[Component data from apps and pages]

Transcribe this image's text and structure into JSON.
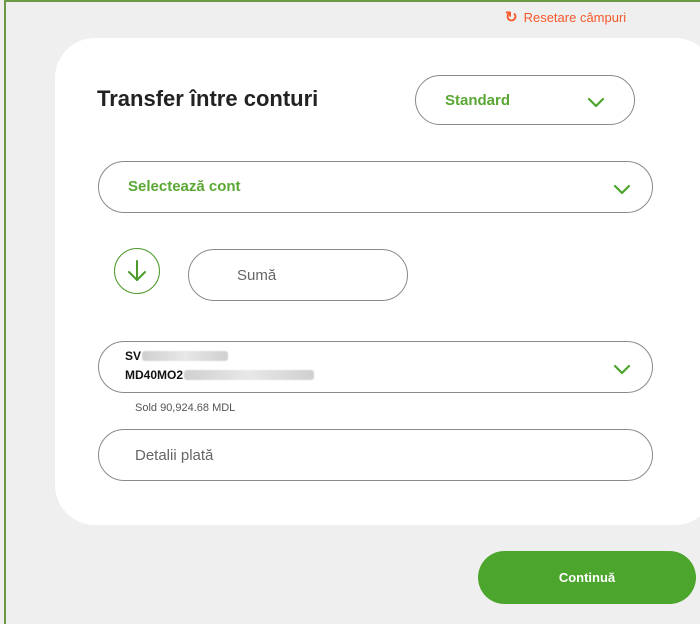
{
  "header": {
    "reset_icon": "↻",
    "reset_label": "Resetare câmpuri"
  },
  "form": {
    "title": "Transfer între conturi",
    "mode": {
      "selected": "Standard"
    },
    "destination_account": {
      "label": "Selectează cont"
    },
    "amount": {
      "placeholder": "Sumă",
      "value": ""
    },
    "source_account": {
      "line1_prefix": "SV",
      "line2_prefix": "MD40MO2",
      "balance_label": "Sold 90,924.68 MDL"
    },
    "details": {
      "placeholder": "Detalii plată",
      "value": ""
    },
    "continue_label": "Continuă"
  },
  "icons": {
    "reset": "refresh-icon",
    "chevron": "chevron-down-icon",
    "direction": "arrow-down-circle-icon"
  },
  "colors": {
    "accent_green": "#4ca52c",
    "label_green": "#5aa733",
    "reset_orange": "#f5592a",
    "frame_green": "#6b9a45"
  }
}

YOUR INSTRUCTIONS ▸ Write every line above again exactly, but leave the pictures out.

SOLUTION TO THIS PROBLEM ▸
Transcribe this image's text and structure into JSON.
{
  "header": {
    "reset_icon": "↻",
    "reset_label": "Resetare câmpuri"
  },
  "form": {
    "title": "Transfer între conturi",
    "mode": {
      "selected": "Standard"
    },
    "destination_account": {
      "label": "Selectează cont"
    },
    "amount": {
      "placeholder": "Sumă",
      "value": ""
    },
    "source_account": {
      "line1_prefix": "SV",
      "line2_prefix": "MD40MO2",
      "balance_label": "Sold 90,924.68 MDL"
    },
    "details": {
      "placeholder": "Detalii plată",
      "value": ""
    },
    "continue_label": "Continuă"
  },
  "icons": {
    "reset": "refresh-icon",
    "chevron": "chevron-down-icon",
    "direction": "arrow-down-circle-icon"
  },
  "colors": {
    "accent_green": "#4ca52c",
    "label_green": "#5aa733",
    "reset_orange": "#f5592a",
    "frame_green": "#6b9a45"
  }
}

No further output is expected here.